§ **Directions**
All lines in the material below that contain "arrow" should be located and copied.

§ **Dataset records**

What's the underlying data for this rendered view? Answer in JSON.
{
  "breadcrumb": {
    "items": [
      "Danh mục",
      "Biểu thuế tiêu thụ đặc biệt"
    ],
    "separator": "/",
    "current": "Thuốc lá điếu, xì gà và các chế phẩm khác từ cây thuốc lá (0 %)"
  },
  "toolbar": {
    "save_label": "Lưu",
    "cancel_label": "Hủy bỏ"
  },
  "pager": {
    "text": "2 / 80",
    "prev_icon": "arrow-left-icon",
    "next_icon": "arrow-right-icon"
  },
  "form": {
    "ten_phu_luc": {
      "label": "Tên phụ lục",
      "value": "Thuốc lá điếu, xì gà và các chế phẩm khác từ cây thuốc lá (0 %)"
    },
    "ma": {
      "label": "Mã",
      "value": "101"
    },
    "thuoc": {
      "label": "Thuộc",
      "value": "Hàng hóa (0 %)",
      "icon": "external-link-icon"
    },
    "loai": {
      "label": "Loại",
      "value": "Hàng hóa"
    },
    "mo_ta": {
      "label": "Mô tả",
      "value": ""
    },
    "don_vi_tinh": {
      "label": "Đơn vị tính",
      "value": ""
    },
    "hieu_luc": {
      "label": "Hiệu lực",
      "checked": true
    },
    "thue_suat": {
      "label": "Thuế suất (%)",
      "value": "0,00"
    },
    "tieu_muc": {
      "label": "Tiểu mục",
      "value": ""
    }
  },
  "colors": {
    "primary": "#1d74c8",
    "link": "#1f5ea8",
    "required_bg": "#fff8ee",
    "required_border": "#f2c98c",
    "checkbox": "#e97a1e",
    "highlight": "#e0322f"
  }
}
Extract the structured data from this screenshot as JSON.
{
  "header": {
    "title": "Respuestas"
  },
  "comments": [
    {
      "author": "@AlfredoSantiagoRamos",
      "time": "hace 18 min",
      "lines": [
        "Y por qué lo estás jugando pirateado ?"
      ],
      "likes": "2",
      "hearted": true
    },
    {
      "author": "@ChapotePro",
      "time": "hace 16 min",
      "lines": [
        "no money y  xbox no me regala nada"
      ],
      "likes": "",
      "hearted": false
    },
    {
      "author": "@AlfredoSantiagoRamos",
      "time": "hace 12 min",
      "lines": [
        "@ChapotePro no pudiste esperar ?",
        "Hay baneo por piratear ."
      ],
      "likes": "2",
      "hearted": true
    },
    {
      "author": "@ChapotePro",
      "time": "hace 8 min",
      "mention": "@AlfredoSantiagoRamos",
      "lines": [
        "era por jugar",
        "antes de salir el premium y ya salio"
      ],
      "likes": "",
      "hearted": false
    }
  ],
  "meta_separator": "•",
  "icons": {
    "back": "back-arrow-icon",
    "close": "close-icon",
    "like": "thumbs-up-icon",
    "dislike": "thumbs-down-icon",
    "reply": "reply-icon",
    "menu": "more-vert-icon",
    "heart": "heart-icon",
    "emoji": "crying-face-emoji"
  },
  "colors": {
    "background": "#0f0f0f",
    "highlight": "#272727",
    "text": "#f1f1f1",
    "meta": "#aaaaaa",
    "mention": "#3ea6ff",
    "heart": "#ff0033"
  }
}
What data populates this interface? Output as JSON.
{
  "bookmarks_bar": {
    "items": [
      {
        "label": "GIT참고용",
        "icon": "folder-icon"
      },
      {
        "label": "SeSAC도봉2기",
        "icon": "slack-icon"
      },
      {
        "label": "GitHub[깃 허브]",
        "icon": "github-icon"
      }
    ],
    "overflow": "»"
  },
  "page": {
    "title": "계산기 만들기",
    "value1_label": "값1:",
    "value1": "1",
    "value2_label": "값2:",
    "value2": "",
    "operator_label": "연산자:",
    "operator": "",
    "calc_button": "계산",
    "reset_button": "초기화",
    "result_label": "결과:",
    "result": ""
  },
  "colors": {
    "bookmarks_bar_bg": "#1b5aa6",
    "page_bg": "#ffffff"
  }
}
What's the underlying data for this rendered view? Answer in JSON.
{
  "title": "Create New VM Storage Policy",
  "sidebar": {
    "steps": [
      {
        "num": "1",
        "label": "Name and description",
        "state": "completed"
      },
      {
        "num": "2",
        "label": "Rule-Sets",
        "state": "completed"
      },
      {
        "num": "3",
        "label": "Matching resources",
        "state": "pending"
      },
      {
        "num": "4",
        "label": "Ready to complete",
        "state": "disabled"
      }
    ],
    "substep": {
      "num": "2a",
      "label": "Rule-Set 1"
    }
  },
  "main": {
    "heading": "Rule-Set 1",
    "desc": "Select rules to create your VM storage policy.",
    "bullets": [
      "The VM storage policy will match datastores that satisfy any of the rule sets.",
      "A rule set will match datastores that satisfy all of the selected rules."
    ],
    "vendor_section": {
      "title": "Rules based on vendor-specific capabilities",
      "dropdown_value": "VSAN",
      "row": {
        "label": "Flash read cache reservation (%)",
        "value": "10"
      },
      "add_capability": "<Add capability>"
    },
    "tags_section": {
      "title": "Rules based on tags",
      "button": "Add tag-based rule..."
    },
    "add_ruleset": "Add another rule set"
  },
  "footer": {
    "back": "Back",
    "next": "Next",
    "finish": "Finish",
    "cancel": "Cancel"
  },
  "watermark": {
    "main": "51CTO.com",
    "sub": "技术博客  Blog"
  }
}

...

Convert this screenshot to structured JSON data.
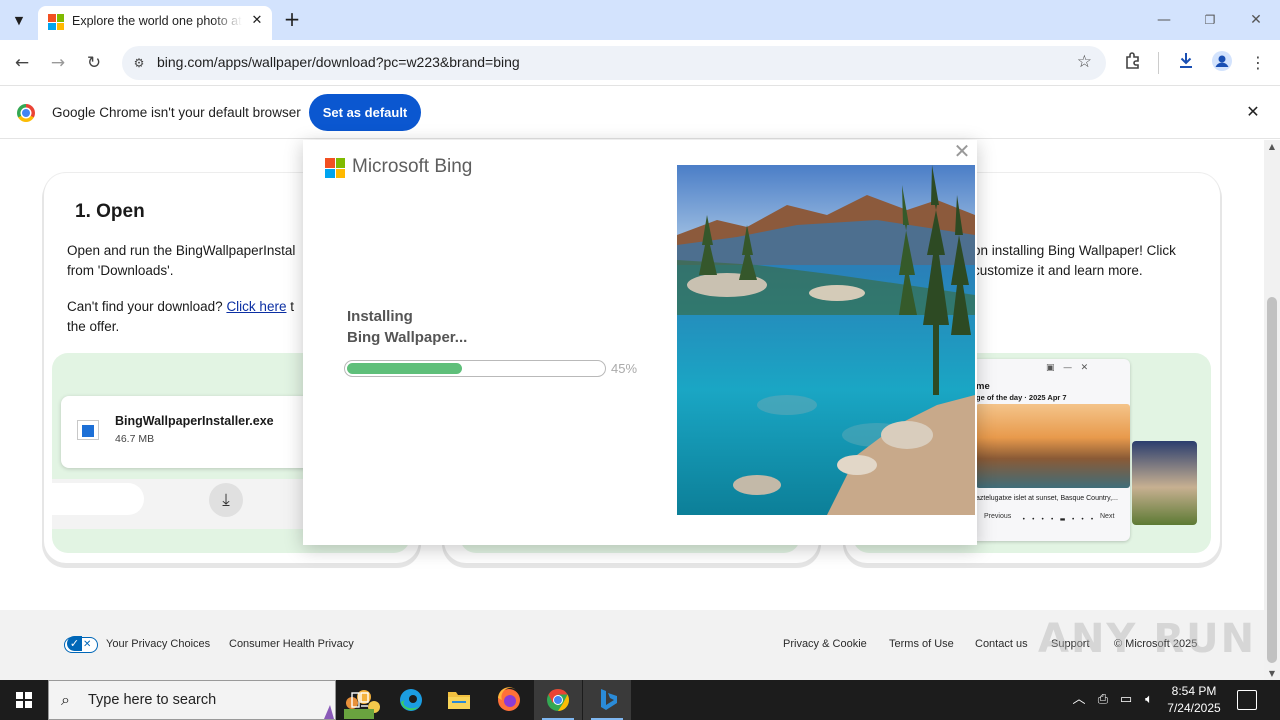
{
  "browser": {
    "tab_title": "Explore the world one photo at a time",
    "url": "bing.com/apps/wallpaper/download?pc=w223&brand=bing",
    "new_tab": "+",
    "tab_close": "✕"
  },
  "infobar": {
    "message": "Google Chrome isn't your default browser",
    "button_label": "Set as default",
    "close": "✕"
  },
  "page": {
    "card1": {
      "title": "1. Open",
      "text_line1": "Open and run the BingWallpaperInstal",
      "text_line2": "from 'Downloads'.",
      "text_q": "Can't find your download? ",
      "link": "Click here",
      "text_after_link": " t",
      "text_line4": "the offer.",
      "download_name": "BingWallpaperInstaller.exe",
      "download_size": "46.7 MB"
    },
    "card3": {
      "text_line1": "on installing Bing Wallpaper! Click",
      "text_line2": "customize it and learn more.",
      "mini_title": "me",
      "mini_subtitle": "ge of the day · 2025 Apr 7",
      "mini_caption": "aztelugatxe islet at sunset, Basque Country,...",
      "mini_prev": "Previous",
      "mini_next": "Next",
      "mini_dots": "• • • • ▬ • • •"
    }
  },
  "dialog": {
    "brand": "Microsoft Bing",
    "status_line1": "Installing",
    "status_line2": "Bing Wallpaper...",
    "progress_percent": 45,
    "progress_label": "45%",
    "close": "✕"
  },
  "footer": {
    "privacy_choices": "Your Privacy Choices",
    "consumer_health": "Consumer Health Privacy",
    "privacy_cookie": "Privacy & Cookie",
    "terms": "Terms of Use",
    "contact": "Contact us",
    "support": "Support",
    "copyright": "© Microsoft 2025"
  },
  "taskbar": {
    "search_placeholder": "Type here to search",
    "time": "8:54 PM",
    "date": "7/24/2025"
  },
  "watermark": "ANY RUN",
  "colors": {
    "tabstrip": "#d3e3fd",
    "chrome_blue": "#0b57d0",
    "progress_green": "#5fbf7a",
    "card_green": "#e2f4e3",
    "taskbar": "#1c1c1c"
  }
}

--

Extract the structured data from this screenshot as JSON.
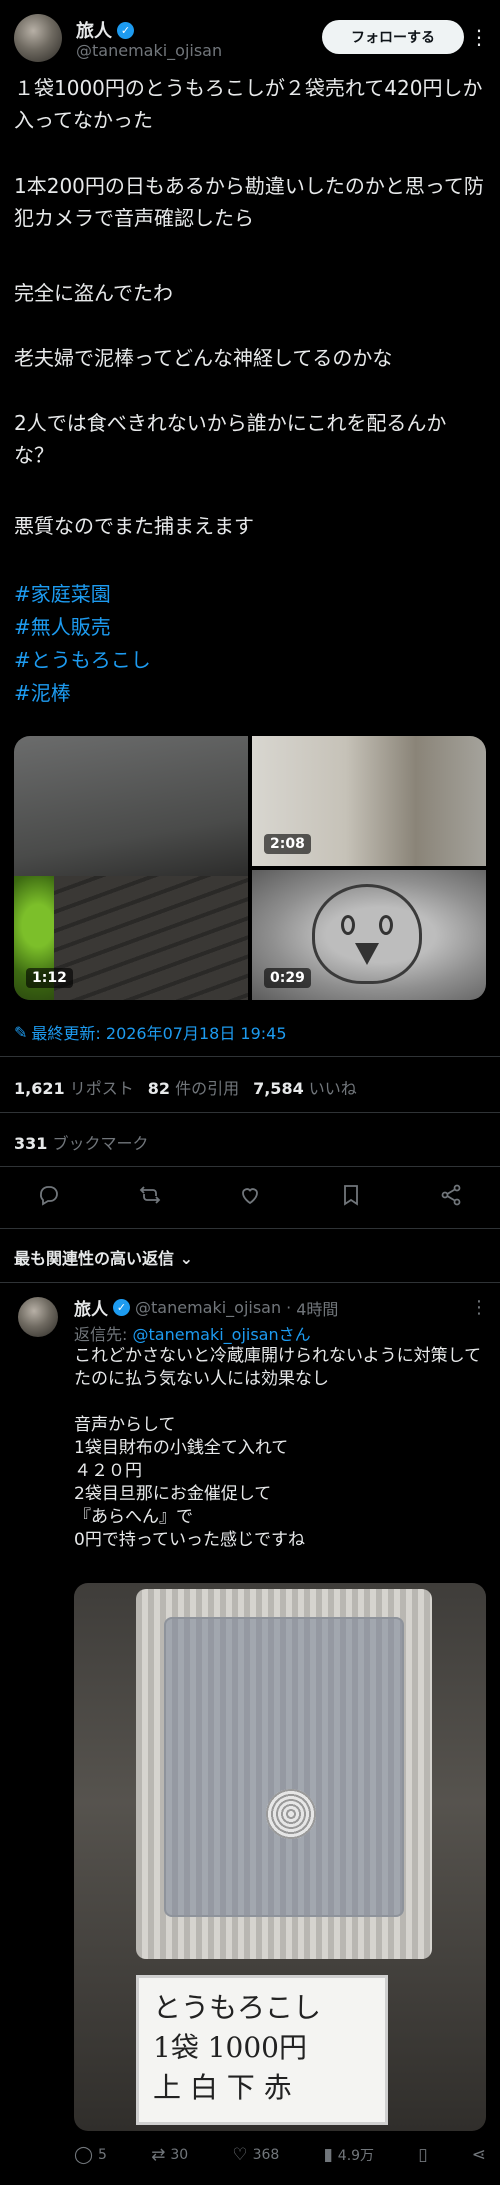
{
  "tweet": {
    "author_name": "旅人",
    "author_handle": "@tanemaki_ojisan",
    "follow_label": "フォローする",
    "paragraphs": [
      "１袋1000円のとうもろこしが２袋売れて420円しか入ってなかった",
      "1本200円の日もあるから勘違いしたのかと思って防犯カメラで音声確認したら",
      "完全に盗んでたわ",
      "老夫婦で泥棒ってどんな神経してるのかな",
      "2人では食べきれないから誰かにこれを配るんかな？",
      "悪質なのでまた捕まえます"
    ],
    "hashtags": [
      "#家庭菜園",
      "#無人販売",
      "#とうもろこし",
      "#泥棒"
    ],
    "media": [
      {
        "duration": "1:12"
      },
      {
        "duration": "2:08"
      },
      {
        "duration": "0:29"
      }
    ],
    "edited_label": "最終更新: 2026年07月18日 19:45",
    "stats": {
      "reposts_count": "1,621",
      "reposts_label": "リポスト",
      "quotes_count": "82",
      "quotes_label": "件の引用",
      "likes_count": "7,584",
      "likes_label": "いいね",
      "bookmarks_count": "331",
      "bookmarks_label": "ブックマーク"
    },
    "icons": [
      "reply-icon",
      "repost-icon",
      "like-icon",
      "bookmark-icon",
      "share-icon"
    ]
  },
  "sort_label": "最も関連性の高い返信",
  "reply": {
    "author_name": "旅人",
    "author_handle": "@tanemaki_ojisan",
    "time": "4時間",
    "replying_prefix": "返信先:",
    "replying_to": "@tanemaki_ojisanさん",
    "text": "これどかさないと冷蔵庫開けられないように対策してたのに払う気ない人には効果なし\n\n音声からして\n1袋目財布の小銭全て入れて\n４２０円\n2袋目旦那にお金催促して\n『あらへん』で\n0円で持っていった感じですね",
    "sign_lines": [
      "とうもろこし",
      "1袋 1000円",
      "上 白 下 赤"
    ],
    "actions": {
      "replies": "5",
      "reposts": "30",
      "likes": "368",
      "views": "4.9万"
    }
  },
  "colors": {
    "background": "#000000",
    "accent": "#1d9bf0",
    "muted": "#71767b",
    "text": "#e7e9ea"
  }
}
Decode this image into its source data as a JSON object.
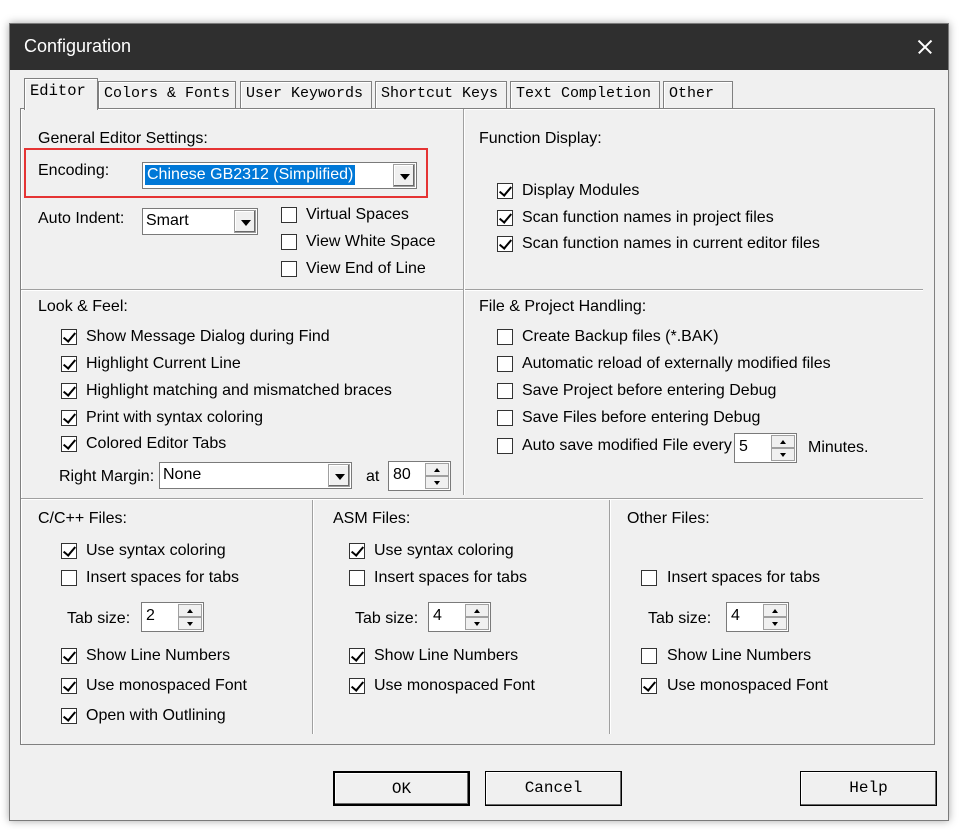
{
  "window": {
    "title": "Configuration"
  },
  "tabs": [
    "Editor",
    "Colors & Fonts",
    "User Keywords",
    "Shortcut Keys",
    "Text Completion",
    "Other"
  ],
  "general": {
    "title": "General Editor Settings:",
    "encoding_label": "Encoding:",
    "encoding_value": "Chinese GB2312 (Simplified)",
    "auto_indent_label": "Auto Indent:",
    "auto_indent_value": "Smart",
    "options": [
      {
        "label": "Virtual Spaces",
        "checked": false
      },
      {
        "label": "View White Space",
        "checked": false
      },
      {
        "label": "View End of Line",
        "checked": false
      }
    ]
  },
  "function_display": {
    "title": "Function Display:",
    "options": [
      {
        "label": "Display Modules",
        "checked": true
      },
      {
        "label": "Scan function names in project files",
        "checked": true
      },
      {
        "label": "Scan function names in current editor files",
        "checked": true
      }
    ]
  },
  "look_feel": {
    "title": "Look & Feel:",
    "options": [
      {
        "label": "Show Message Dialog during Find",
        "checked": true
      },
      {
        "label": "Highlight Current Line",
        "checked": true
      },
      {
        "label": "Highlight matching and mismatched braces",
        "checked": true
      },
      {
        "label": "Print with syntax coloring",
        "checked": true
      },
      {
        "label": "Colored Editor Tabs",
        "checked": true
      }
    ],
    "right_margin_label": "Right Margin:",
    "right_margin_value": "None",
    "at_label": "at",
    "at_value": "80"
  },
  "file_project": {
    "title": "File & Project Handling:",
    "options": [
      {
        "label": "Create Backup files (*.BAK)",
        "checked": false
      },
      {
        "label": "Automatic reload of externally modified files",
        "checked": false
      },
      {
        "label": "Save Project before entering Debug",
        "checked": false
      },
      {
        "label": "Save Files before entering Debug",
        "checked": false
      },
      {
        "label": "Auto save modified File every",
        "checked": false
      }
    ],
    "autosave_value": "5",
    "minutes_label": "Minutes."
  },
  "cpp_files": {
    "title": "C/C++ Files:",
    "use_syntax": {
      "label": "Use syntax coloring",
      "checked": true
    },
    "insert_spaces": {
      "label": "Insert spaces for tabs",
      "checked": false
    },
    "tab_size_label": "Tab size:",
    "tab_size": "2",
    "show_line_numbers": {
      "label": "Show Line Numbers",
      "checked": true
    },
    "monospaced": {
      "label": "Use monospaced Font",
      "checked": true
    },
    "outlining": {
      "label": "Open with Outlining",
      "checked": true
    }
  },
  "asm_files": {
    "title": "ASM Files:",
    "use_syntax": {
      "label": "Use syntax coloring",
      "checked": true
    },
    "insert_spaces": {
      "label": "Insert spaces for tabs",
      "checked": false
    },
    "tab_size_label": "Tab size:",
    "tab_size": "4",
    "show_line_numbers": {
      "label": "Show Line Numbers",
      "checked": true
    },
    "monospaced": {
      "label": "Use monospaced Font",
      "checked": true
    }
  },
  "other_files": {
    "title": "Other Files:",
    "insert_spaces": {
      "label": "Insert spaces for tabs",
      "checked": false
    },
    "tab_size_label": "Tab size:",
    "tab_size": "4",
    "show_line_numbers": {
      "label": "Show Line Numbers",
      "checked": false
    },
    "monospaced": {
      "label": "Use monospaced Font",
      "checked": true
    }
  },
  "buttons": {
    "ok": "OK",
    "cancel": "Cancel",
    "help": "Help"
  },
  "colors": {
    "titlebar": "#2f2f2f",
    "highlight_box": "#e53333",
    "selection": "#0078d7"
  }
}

§ **Solution to this exercise**
    "prev_icon": "arrow-left-icon",
    "next_icon": "arrow-right-icon"
    "back": "back-arrow-icon",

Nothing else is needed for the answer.